How to complete this task: Whether an entry is long or short, retype it exactly.

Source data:

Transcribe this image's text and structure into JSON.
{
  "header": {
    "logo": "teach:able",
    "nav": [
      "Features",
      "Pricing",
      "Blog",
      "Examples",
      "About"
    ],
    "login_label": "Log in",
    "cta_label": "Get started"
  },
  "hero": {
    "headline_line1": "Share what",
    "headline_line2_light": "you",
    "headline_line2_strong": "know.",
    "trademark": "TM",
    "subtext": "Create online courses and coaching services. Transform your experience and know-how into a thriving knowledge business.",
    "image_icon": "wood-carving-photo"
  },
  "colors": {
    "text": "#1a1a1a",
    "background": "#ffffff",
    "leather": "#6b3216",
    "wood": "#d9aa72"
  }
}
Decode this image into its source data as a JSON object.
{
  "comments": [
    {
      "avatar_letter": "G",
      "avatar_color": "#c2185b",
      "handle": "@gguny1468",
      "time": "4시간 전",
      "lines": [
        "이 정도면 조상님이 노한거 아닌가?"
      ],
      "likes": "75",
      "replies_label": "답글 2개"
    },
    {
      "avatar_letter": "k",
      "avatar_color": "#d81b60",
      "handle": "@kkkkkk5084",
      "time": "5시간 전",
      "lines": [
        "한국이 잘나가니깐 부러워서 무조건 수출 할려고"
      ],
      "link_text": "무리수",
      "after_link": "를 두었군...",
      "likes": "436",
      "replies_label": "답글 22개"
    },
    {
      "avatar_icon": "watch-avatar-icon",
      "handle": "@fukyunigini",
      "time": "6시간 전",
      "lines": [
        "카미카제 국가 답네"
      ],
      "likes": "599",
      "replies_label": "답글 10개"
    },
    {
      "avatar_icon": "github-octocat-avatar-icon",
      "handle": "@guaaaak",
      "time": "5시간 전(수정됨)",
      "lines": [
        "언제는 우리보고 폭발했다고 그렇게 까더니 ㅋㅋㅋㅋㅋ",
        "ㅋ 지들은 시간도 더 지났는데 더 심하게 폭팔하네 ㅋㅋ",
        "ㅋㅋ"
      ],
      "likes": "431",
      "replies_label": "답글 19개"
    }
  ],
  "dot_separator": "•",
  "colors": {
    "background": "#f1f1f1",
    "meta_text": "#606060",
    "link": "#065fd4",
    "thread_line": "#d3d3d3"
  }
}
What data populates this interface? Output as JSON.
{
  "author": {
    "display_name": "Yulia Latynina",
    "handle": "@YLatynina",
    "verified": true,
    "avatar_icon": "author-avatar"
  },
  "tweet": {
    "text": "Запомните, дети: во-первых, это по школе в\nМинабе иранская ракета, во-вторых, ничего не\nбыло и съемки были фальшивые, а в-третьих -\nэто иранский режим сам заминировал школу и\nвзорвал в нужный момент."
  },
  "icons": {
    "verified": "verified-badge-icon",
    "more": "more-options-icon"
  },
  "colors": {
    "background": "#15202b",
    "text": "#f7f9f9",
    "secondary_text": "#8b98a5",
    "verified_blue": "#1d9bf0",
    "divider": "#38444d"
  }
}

Exercise response:
Transcribe this image's text and structure into JSON.
{
  "header": {
    "logo": "teach:able",
    "nav": [
      "Features",
      "Pricing",
      "Blog",
      "Examples",
      "About"
    ],
    "login_label": "Log in",
    "cta_label": "Get started"
  },
  "hero": {
    "headline_line1": "Share what",
    "headline_line2_light": "you",
    "headline_line2_strong": "know.",
    "trademark": "TM",
    "subtext": "Create online courses and coaching services. Transform your experience and know-how into a thriving knowledge business.",
    "image_icon": "wood-carving-photo"
  },
  "colors": {
    "text": "#1a1a1a",
    "background": "#ffffff",
    "leather": "#6b3216",
    "wood": "#d9aa72"
  }
}
Decode this image into its source data as a JSON object.
{
  "comments": [
    {
      "avatar_letter": "G",
      "avatar_color": "#c2185b",
      "handle": "@gguny1468",
      "time": "4시간 전",
      "lines": [
        "이 정도면 조상님이 노한거 아닌가?"
      ],
      "likes": "75",
      "replies_label": "답글 2개"
    },
    {
      "avatar_letter": "k",
      "avatar_color": "#d81b60",
      "handle": "@kkkkkk5084",
      "time": "5시간 전",
      "lines": [
        "한국이 잘나가니깐 부러워서 무조건 수출 할려고"
      ],
      "link_text": "무리수",
      "after_link": "를 두었군...",
      "likes": "436",
      "replies_label": "답글 22개"
    },
    {
      "avatar_icon": "watch-avatar-icon",
      "handle": "@fukyunigini",
      "time": "6시간 전",
      "lines": [
        "카미카제 국가 답네"
      ],
      "likes": "599",
      "replies_label": "답글 10개"
    },
    {
      "avatar_icon": "github-octocat-avatar-icon",
      "handle": "@guaaaak",
      "time": "5시간 전(수정됨)",
      "lines": [
        "언제는 우리보고 폭발했다고 그렇게 까더니 ㅋㅋㅋㅋㅋ",
        "ㅋ 지들은 시간도 더 지났는데 더 심하게 폭팔하네 ㅋㅋ",
        "ㅋㅋ"
      ],
      "likes": "431",
      "replies_label": "답글 19개"
    }
  ],
  "dot_separator": "•",
  "colors": {
    "background": "#f1f1f1",
    "meta_text": "#606060",
    "link": "#065fd4",
    "thread_line": "#d3d3d3"
  }
}
What data populates this interface? Output as JSON.
{
  "author": {
    "display_name": "Yulia Latynina",
    "handle": "@YLatynina",
    "verified": true,
    "avatar_icon": "author-avatar"
  },
  "tweet": {
    "text": "Запомните, дети: во-первых, это по школе в\nМинабе иранская ракета, во-вторых, ничего не\nбыло и съемки были фальшивые, а в-третьих -\nэто иранский режим сам заминировал школу и\nвзорвал в нужный момент."
  },
  "icons": {
    "verified": "verified-badge-icon",
    "more": "more-options-icon"
  },
  "colors": {
    "background": "#15202b",
    "text": "#f7f9f9",
    "secondary_text": "#8b98a5",
    "verified_blue": "#1d9bf0",
    "divider": "#38444d"
  }
}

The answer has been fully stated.